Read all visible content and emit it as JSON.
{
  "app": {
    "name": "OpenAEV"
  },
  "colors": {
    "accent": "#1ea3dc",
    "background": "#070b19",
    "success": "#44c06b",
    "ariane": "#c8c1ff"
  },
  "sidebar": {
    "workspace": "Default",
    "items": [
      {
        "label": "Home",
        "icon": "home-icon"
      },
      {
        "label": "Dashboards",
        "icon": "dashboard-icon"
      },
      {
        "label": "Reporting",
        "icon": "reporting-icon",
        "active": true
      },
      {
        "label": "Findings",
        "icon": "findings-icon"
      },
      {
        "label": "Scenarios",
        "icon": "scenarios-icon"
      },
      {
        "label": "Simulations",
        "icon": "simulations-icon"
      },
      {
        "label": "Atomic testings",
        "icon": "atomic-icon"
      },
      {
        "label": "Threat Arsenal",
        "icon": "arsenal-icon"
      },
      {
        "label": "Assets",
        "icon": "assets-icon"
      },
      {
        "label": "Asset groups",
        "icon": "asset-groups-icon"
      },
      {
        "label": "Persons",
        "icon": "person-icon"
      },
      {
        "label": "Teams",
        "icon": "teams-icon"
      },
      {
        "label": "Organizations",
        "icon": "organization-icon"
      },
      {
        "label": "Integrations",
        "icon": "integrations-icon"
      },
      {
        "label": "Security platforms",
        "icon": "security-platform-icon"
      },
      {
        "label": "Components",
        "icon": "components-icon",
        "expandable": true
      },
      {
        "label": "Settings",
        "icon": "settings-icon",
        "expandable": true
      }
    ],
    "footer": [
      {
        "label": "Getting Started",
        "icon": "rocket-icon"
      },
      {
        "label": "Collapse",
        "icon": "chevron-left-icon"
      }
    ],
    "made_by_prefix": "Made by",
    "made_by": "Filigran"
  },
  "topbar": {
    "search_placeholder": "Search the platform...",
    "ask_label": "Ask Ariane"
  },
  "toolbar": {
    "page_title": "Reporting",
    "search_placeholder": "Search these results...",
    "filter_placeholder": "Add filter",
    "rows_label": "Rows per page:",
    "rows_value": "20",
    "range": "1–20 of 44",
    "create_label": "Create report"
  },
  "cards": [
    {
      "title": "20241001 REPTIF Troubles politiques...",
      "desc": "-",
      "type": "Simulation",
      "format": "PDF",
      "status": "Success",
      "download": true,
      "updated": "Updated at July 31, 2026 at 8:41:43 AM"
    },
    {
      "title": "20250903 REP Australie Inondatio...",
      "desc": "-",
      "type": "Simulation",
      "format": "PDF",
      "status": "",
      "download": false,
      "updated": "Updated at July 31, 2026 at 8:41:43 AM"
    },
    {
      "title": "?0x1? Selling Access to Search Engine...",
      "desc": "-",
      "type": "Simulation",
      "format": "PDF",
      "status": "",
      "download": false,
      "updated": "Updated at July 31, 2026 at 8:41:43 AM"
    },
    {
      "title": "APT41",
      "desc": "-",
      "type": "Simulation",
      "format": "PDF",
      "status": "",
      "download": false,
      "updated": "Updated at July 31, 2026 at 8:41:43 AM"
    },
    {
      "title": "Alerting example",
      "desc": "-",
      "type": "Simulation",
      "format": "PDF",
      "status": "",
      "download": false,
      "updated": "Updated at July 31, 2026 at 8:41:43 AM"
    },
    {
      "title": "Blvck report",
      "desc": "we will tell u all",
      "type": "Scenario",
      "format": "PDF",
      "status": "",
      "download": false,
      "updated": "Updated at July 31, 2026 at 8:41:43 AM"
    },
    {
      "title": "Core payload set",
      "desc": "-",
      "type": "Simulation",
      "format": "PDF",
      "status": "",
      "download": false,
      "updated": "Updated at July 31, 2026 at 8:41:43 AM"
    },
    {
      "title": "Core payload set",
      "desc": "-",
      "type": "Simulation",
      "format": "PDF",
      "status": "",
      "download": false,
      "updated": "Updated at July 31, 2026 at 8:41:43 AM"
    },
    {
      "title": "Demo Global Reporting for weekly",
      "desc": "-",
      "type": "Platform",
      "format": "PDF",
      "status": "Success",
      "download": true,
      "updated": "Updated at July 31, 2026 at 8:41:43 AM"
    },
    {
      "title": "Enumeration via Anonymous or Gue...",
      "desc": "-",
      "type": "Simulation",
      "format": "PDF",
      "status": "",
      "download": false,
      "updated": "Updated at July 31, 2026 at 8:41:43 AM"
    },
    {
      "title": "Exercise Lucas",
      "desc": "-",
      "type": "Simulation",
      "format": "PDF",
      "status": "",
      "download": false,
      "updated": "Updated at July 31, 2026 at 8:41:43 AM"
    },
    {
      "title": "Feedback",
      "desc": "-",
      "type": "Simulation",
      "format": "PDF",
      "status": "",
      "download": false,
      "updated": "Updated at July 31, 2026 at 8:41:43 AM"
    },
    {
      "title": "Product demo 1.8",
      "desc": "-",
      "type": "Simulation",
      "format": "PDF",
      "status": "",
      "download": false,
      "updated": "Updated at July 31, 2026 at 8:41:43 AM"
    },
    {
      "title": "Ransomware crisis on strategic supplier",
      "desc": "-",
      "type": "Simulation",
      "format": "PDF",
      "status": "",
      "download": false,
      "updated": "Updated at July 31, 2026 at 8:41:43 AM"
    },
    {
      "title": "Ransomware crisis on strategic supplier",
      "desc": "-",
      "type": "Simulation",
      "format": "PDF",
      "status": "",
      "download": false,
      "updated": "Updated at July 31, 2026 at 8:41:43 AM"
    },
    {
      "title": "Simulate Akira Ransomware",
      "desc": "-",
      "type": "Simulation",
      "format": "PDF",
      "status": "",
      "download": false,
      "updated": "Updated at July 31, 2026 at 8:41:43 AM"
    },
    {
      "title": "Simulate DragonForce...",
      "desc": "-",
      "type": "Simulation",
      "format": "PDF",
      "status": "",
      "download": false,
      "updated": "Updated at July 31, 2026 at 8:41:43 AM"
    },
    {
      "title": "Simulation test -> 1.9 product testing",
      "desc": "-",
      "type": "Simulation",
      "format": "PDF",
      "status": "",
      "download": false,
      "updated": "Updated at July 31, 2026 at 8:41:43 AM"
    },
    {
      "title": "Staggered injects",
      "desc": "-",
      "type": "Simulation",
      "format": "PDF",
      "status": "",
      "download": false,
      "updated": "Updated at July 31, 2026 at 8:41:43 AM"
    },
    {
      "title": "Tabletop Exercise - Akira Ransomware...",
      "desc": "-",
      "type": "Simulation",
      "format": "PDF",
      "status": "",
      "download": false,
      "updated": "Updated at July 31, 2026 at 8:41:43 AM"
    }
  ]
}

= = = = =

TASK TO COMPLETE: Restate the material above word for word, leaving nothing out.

RESPONSE TO THIS EXERCISE:
Read all visible content and emit it as JSON.
{
  "app": {
    "name": "OpenAEV"
  },
  "colors": {
    "accent": "#1ea3dc",
    "background": "#070b19",
    "success": "#44c06b",
    "ariane": "#c8c1ff"
  },
  "sidebar": {
    "workspace": "Default",
    "items": [
      {
        "label": "Home",
        "icon": "home-icon"
      },
      {
        "label": "Dashboards",
        "icon": "dashboard-icon"
      },
      {
        "label": "Reporting",
        "icon": "reporting-icon",
        "active": true
      },
      {
        "label": "Findings",
        "icon": "findings-icon"
      },
      {
        "label": "Scenarios",
        "icon": "scenarios-icon"
      },
      {
        "label": "Simulations",
        "icon": "simulations-icon"
      },
      {
        "label": "Atomic testings",
        "icon": "atomic-icon"
      },
      {
        "label": "Threat Arsenal",
        "icon": "arsenal-icon"
      },
      {
        "label": "Assets",
        "icon": "assets-icon"
      },
      {
        "label": "Asset groups",
        "icon": "asset-groups-icon"
      },
      {
        "label": "Persons",
        "icon": "person-icon"
      },
      {
        "label": "Teams",
        "icon": "teams-icon"
      },
      {
        "label": "Organizations",
        "icon": "organization-icon"
      },
      {
        "label": "Integrations",
        "icon": "integrations-icon"
      },
      {
        "label": "Security platforms",
        "icon": "security-platform-icon"
      },
      {
        "label": "Components",
        "icon": "components-icon",
        "expandable": true
      },
      {
        "label": "Settings",
        "icon": "settings-icon",
        "expandable": true
      }
    ],
    "footer": [
      {
        "label": "Getting Started",
        "icon": "rocket-icon"
      },
      {
        "label": "Collapse",
        "icon": "chevron-left-icon"
      }
    ],
    "made_by_prefix": "Made by",
    "made_by": "Filigran"
  },
  "topbar": {
    "search_placeholder": "Search the platform...",
    "ask_label": "Ask Ariane"
  },
  "toolbar": {
    "page_title": "Reporting",
    "search_placeholder": "Search these results...",
    "filter_placeholder": "Add filter",
    "rows_label": "Rows per page:",
    "rows_value": "20",
    "range": "1–20 of 44",
    "create_label": "Create report"
  },
  "cards": [
    {
      "title": "20241001 REPTIF Troubles politiques...",
      "desc": "-",
      "type": "Simulation",
      "format": "PDF",
      "status": "Success",
      "download": true,
      "updated": "Updated at July 31, 2026 at 8:41:43 AM"
    },
    {
      "title": "20250903 REP Australie Inondatio...",
      "desc": "-",
      "type": "Simulation",
      "format": "PDF",
      "status": "",
      "download": false,
      "updated": "Updated at July 31, 2026 at 8:41:43 AM"
    },
    {
      "title": "?0x1? Selling Access to Search Engine...",
      "desc": "-",
      "type": "Simulation",
      "format": "PDF",
      "status": "",
      "download": false,
      "updated": "Updated at July 31, 2026 at 8:41:43 AM"
    },
    {
      "title": "APT41",
      "desc": "-",
      "type": "Simulation",
      "format": "PDF",
      "status": "",
      "download": false,
      "updated": "Updated at July 31, 2026 at 8:41:43 AM"
    },
    {
      "title": "Alerting example",
      "desc": "-",
      "type": "Simulation",
      "format": "PDF",
      "status": "",
      "download": false,
      "updated": "Updated at July 31, 2026 at 8:41:43 AM"
    },
    {
      "title": "Blvck report",
      "desc": "we will tell u all",
      "type": "Scenario",
      "format": "PDF",
      "status": "",
      "download": false,
      "updated": "Updated at July 31, 2026 at 8:41:43 AM"
    },
    {
      "title": "Core payload set",
      "desc": "-",
      "type": "Simulation",
      "format": "PDF",
      "status": "",
      "download": false,
      "updated": "Updated at July 31, 2026 at 8:41:43 AM"
    },
    {
      "title": "Core payload set",
      "desc": "-",
      "type": "Simulation",
      "format": "PDF",
      "status": "",
      "download": false,
      "updated": "Updated at July 31, 2026 at 8:41:43 AM"
    },
    {
      "title": "Demo Global Reporting for weekly",
      "desc": "-",
      "type": "Platform",
      "format": "PDF",
      "status": "Success",
      "download": true,
      "updated": "Updated at July 31, 2026 at 8:41:43 AM"
    },
    {
      "title": "Enumeration via Anonymous or Gue...",
      "desc": "-",
      "type": "Simulation",
      "format": "PDF",
      "status": "",
      "download": false,
      "updated": "Updated at July 31, 2026 at 8:41:43 AM"
    },
    {
      "title": "Exercise Lucas",
      "desc": "-",
      "type": "Simulation",
      "format": "PDF",
      "status": "",
      "download": false,
      "updated": "Updated at July 31, 2026 at 8:41:43 AM"
    },
    {
      "title": "Feedback",
      "desc": "-",
      "type": "Simulation",
      "format": "PDF",
      "status": "",
      "download": false,
      "updated": "Updated at July 31, 2026 at 8:41:43 AM"
    },
    {
      "title": "Product demo 1.8",
      "desc": "-",
      "type": "Simulation",
      "format": "PDF",
      "status": "",
      "download": false,
      "updated": "Updated at July 31, 2026 at 8:41:43 AM"
    },
    {
      "title": "Ransomware crisis on strategic supplier",
      "desc": "-",
      "type": "Simulation",
      "format": "PDF",
      "status": "",
      "download": false,
      "updated": "Updated at July 31, 2026 at 8:41:43 AM"
    },
    {
      "title": "Ransomware crisis on strategic supplier",
      "desc": "-",
      "type": "Simulation",
      "format": "PDF",
      "status": "",
      "download": false,
      "updated": "Updated at July 31, 2026 at 8:41:43 AM"
    },
    {
      "title": "Simulate Akira Ransomware",
      "desc": "-",
      "type": "Simulation",
      "format": "PDF",
      "status": "",
      "download": false,
      "updated": "Updated at July 31, 2026 at 8:41:43 AM"
    },
    {
      "title": "Simulate DragonForce...",
      "desc": "-",
      "type": "Simulation",
      "format": "PDF",
      "status": "",
      "download": false,
      "updated": "Updated at July 31, 2026 at 8:41:43 AM"
    },
    {
      "title": "Simulation test -> 1.9 product testing",
      "desc": "-",
      "type": "Simulation",
      "format": "PDF",
      "status": "",
      "download": false,
      "updated": "Updated at July 31, 2026 at 8:41:43 AM"
    },
    {
      "title": "Staggered injects",
      "desc": "-",
      "type": "Simulation",
      "format": "PDF",
      "status": "",
      "download": false,
      "updated": "Updated at July 31, 2026 at 8:41:43 AM"
    },
    {
      "title": "Tabletop Exercise - Akira Ransomware...",
      "desc": "-",
      "type": "Simulation",
      "format": "PDF",
      "status": "",
      "download": false,
      "updated": "Updated at July 31, 2026 at 8:41:43 AM"
    }
  ]
}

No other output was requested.